Which lines in the records below mention the word "JSON"? Copy each one out.

----------

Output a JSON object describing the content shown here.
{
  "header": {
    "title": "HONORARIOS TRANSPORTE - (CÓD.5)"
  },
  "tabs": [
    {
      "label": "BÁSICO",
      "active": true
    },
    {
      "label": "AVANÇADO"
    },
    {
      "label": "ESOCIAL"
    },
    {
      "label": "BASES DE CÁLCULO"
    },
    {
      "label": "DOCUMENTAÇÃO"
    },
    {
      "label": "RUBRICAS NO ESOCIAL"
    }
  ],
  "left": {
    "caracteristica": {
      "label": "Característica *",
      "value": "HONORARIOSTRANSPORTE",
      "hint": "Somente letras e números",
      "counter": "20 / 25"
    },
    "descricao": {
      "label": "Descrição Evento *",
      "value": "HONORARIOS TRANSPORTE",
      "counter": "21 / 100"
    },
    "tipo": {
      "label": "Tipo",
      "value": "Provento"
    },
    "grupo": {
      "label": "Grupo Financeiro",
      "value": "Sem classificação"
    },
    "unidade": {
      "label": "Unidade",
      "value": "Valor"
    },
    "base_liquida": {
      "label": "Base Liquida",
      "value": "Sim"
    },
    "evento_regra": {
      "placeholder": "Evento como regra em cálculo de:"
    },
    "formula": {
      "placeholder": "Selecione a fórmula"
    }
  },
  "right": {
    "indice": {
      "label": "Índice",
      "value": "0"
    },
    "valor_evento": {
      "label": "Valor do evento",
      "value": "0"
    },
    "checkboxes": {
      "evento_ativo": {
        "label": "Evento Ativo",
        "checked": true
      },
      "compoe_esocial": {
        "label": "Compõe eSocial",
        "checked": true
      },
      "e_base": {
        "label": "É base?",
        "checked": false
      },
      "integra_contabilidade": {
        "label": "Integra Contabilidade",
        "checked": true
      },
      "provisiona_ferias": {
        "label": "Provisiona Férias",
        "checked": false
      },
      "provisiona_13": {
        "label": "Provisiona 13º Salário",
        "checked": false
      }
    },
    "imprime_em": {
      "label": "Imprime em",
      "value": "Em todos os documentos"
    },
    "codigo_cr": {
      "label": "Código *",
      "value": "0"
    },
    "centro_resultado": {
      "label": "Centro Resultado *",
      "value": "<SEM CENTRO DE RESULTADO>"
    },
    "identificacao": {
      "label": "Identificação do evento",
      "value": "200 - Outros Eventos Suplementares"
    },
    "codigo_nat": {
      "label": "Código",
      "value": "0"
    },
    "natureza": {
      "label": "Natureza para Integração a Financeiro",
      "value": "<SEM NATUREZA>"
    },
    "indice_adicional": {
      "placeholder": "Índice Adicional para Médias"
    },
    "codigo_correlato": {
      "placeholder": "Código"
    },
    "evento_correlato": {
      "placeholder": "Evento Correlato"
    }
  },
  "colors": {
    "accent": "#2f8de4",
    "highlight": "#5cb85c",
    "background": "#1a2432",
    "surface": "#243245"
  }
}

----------

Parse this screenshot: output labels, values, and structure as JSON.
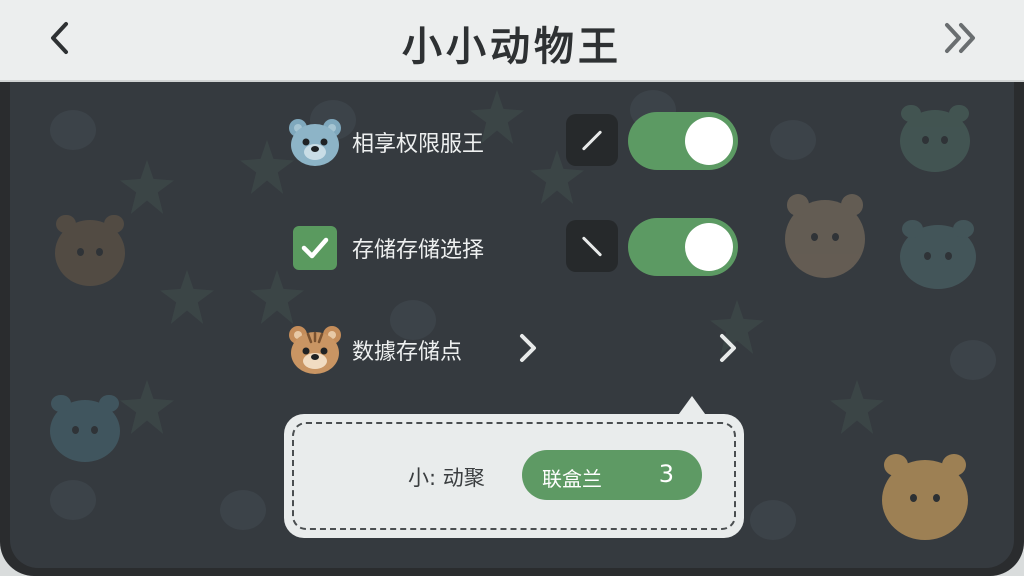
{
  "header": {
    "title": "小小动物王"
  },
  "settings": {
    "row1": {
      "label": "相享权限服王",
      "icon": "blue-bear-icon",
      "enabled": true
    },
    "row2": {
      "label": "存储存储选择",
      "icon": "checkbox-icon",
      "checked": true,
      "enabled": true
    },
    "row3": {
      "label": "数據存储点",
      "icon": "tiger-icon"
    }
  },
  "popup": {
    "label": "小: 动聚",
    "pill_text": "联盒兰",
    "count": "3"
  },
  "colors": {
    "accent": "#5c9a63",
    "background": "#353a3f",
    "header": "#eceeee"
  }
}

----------

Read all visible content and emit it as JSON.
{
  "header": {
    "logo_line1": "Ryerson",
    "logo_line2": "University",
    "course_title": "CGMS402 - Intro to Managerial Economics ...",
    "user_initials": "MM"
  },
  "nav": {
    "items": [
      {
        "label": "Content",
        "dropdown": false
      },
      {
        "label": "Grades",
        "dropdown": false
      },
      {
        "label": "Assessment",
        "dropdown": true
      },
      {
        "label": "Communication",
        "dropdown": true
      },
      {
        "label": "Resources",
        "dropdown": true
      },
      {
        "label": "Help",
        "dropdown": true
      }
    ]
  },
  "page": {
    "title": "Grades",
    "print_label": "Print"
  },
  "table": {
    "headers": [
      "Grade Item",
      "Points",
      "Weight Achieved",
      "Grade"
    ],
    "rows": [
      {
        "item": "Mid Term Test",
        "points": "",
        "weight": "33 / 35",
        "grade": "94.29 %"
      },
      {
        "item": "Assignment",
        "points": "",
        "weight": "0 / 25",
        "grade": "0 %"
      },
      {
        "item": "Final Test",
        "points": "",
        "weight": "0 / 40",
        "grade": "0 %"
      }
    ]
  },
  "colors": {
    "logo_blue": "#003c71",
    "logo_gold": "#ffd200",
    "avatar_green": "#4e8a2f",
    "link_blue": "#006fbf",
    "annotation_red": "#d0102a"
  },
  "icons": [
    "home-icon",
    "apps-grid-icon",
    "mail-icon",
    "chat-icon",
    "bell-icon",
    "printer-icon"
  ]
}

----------

▶ OUTPUT OF THE TASK
Output a JSON object describing the content shown here.
Parse this screenshot: output labels, values, and structure as JSON.
Read all visible content and emit it as JSON.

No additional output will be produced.